Work item: All lines from the one containing "What data populates" through the final line of the listing below, and no others, must be returned exactly; no pictures belong in the copy.

Material provided:

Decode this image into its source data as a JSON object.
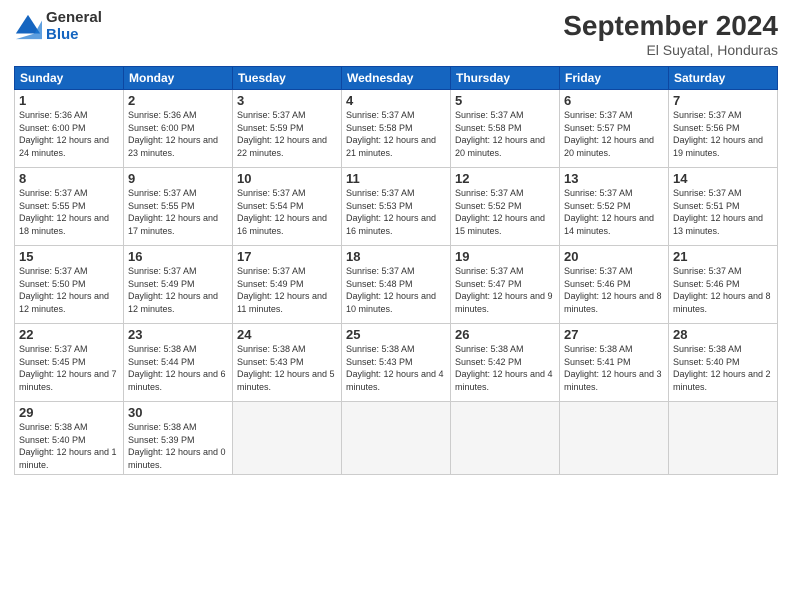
{
  "header": {
    "logo_general": "General",
    "logo_blue": "Blue",
    "month_title": "September 2024",
    "location": "El Suyatal, Honduras"
  },
  "days_of_week": [
    "Sunday",
    "Monday",
    "Tuesday",
    "Wednesday",
    "Thursday",
    "Friday",
    "Saturday"
  ],
  "weeks": [
    [
      {
        "day": "1",
        "rise": "5:36 AM",
        "set": "6:00 PM",
        "daylight": "12 hours and 24 minutes."
      },
      {
        "day": "2",
        "rise": "5:36 AM",
        "set": "6:00 PM",
        "daylight": "12 hours and 23 minutes."
      },
      {
        "day": "3",
        "rise": "5:37 AM",
        "set": "5:59 PM",
        "daylight": "12 hours and 22 minutes."
      },
      {
        "day": "4",
        "rise": "5:37 AM",
        "set": "5:58 PM",
        "daylight": "12 hours and 21 minutes."
      },
      {
        "day": "5",
        "rise": "5:37 AM",
        "set": "5:58 PM",
        "daylight": "12 hours and 20 minutes."
      },
      {
        "day": "6",
        "rise": "5:37 AM",
        "set": "5:57 PM",
        "daylight": "12 hours and 20 minutes."
      },
      {
        "day": "7",
        "rise": "5:37 AM",
        "set": "5:56 PM",
        "daylight": "12 hours and 19 minutes."
      }
    ],
    [
      {
        "day": "8",
        "rise": "5:37 AM",
        "set": "5:55 PM",
        "daylight": "12 hours and 18 minutes."
      },
      {
        "day": "9",
        "rise": "5:37 AM",
        "set": "5:55 PM",
        "daylight": "12 hours and 17 minutes."
      },
      {
        "day": "10",
        "rise": "5:37 AM",
        "set": "5:54 PM",
        "daylight": "12 hours and 16 minutes."
      },
      {
        "day": "11",
        "rise": "5:37 AM",
        "set": "5:53 PM",
        "daylight": "12 hours and 16 minutes."
      },
      {
        "day": "12",
        "rise": "5:37 AM",
        "set": "5:52 PM",
        "daylight": "12 hours and 15 minutes."
      },
      {
        "day": "13",
        "rise": "5:37 AM",
        "set": "5:52 PM",
        "daylight": "12 hours and 14 minutes."
      },
      {
        "day": "14",
        "rise": "5:37 AM",
        "set": "5:51 PM",
        "daylight": "12 hours and 13 minutes."
      }
    ],
    [
      {
        "day": "15",
        "rise": "5:37 AM",
        "set": "5:50 PM",
        "daylight": "12 hours and 12 minutes."
      },
      {
        "day": "16",
        "rise": "5:37 AM",
        "set": "5:49 PM",
        "daylight": "12 hours and 12 minutes."
      },
      {
        "day": "17",
        "rise": "5:37 AM",
        "set": "5:49 PM",
        "daylight": "12 hours and 11 minutes."
      },
      {
        "day": "18",
        "rise": "5:37 AM",
        "set": "5:48 PM",
        "daylight": "12 hours and 10 minutes."
      },
      {
        "day": "19",
        "rise": "5:37 AM",
        "set": "5:47 PM",
        "daylight": "12 hours and 9 minutes."
      },
      {
        "day": "20",
        "rise": "5:37 AM",
        "set": "5:46 PM",
        "daylight": "12 hours and 8 minutes."
      },
      {
        "day": "21",
        "rise": "5:37 AM",
        "set": "5:46 PM",
        "daylight": "12 hours and 8 minutes."
      }
    ],
    [
      {
        "day": "22",
        "rise": "5:37 AM",
        "set": "5:45 PM",
        "daylight": "12 hours and 7 minutes."
      },
      {
        "day": "23",
        "rise": "5:38 AM",
        "set": "5:44 PM",
        "daylight": "12 hours and 6 minutes."
      },
      {
        "day": "24",
        "rise": "5:38 AM",
        "set": "5:43 PM",
        "daylight": "12 hours and 5 minutes."
      },
      {
        "day": "25",
        "rise": "5:38 AM",
        "set": "5:43 PM",
        "daylight": "12 hours and 4 minutes."
      },
      {
        "day": "26",
        "rise": "5:38 AM",
        "set": "5:42 PM",
        "daylight": "12 hours and 4 minutes."
      },
      {
        "day": "27",
        "rise": "5:38 AM",
        "set": "5:41 PM",
        "daylight": "12 hours and 3 minutes."
      },
      {
        "day": "28",
        "rise": "5:38 AM",
        "set": "5:40 PM",
        "daylight": "12 hours and 2 minutes."
      }
    ],
    [
      {
        "day": "29",
        "rise": "5:38 AM",
        "set": "5:40 PM",
        "daylight": "12 hours and 1 minute."
      },
      {
        "day": "30",
        "rise": "5:38 AM",
        "set": "5:39 PM",
        "daylight": "12 hours and 0 minutes."
      },
      null,
      null,
      null,
      null,
      null
    ]
  ]
}
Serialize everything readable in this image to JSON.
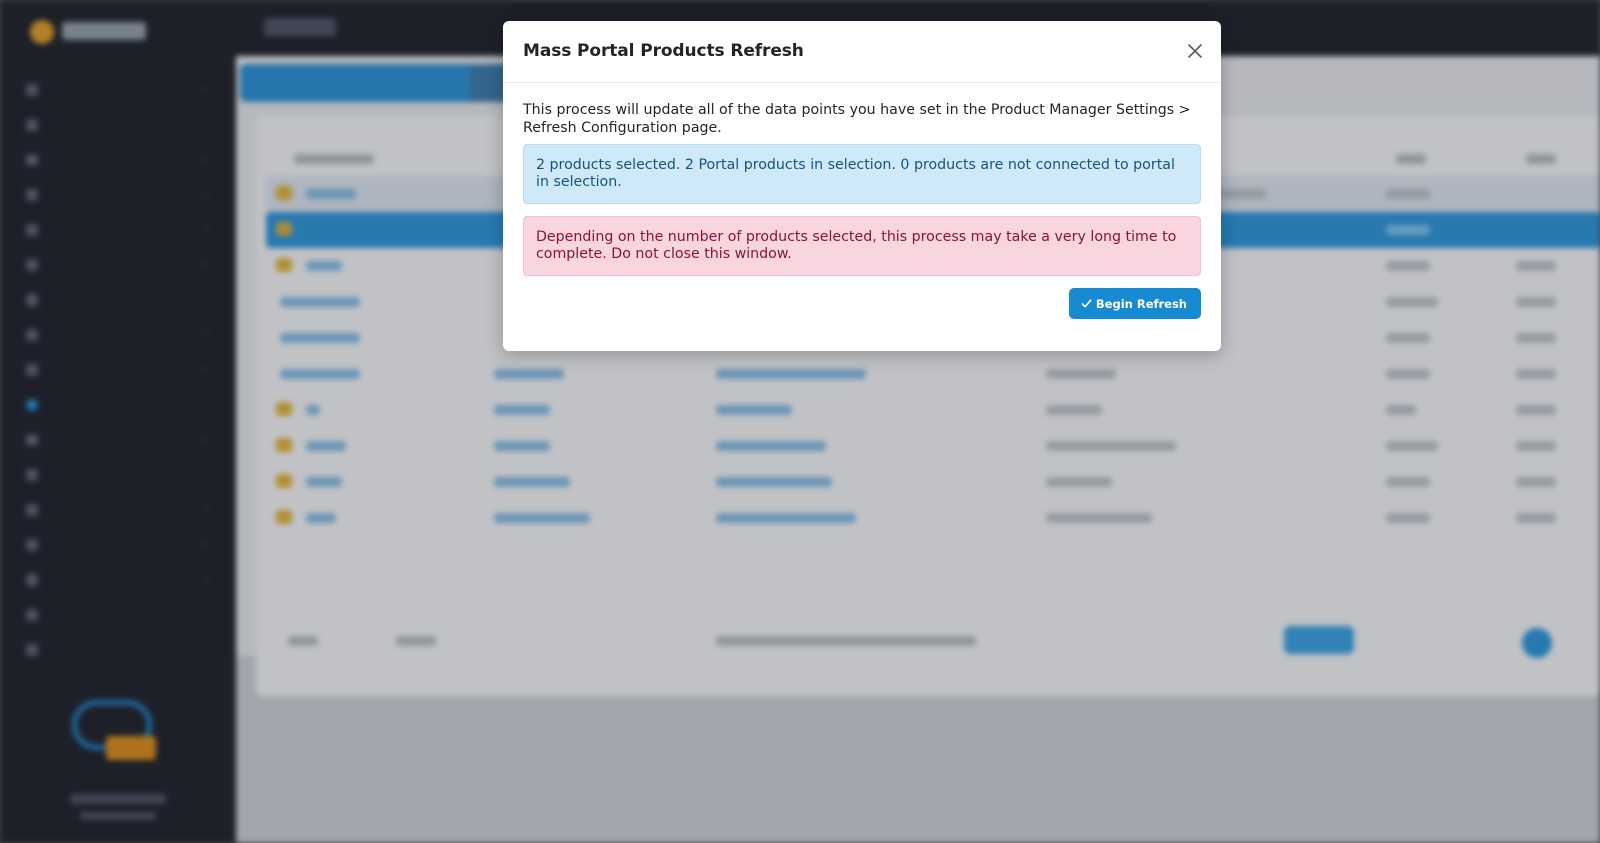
{
  "modal": {
    "title": "Mass Portal Products Refresh",
    "description": "This process will update all of the data points you have set in the Product Manager Settings > Refresh Configuration page.",
    "info_alert": "2 products selected. 2 Portal products in selection. 0 products are not connected to portal in selection.",
    "warning_alert": "Depending on the number of products selected, this process may take a very long time to complete. Do not close this window.",
    "begin_button_label": "Begin Refresh",
    "close_icon": "close-icon",
    "check_icon": "check-icon"
  },
  "colors": {
    "primary": "#168bd1",
    "info_bg": "#cfe9f8",
    "info_text": "#13557d",
    "danger_bg": "#f9d6df",
    "danger_text": "#86152f",
    "sidebar_bg": "#20232d"
  }
}
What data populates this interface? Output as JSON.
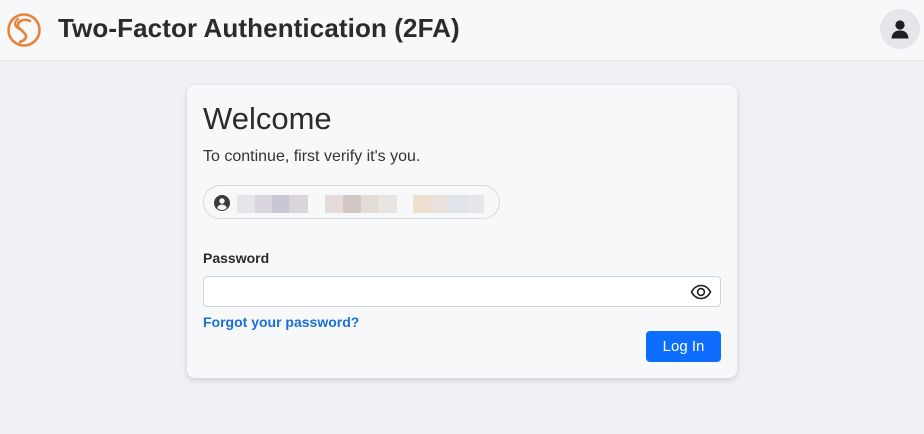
{
  "header": {
    "title": "Two-Factor Authentication (2FA)",
    "logo_icon": "swirl-logo-icon",
    "avatar_icon": "person-icon",
    "brand_color": "#e8833a"
  },
  "card": {
    "heading": "Welcome",
    "subtitle": "To continue, first verify it's you.",
    "account": {
      "icon": "user-circle-icon",
      "redacted": true
    },
    "password": {
      "label": "Password",
      "value": "",
      "placeholder": "",
      "toggle_icon": "eye-icon"
    },
    "forgot_link": "Forgot your password?",
    "login_button": "Log In",
    "accent_color": "#0d6efd"
  }
}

Result below:
What data populates this interface? Output as JSON.
{
  "header": {
    "title": "Two-Factor Authentication (2FA)",
    "logo_icon": "swirl-logo-icon",
    "avatar_icon": "person-icon",
    "brand_color": "#e8833a"
  },
  "card": {
    "heading": "Welcome",
    "subtitle": "To continue, first verify it's you.",
    "account": {
      "icon": "user-circle-icon",
      "redacted": true
    },
    "password": {
      "label": "Password",
      "value": "",
      "placeholder": "",
      "toggle_icon": "eye-icon"
    },
    "forgot_link": "Forgot your password?",
    "login_button": "Log In",
    "accent_color": "#0d6efd"
  }
}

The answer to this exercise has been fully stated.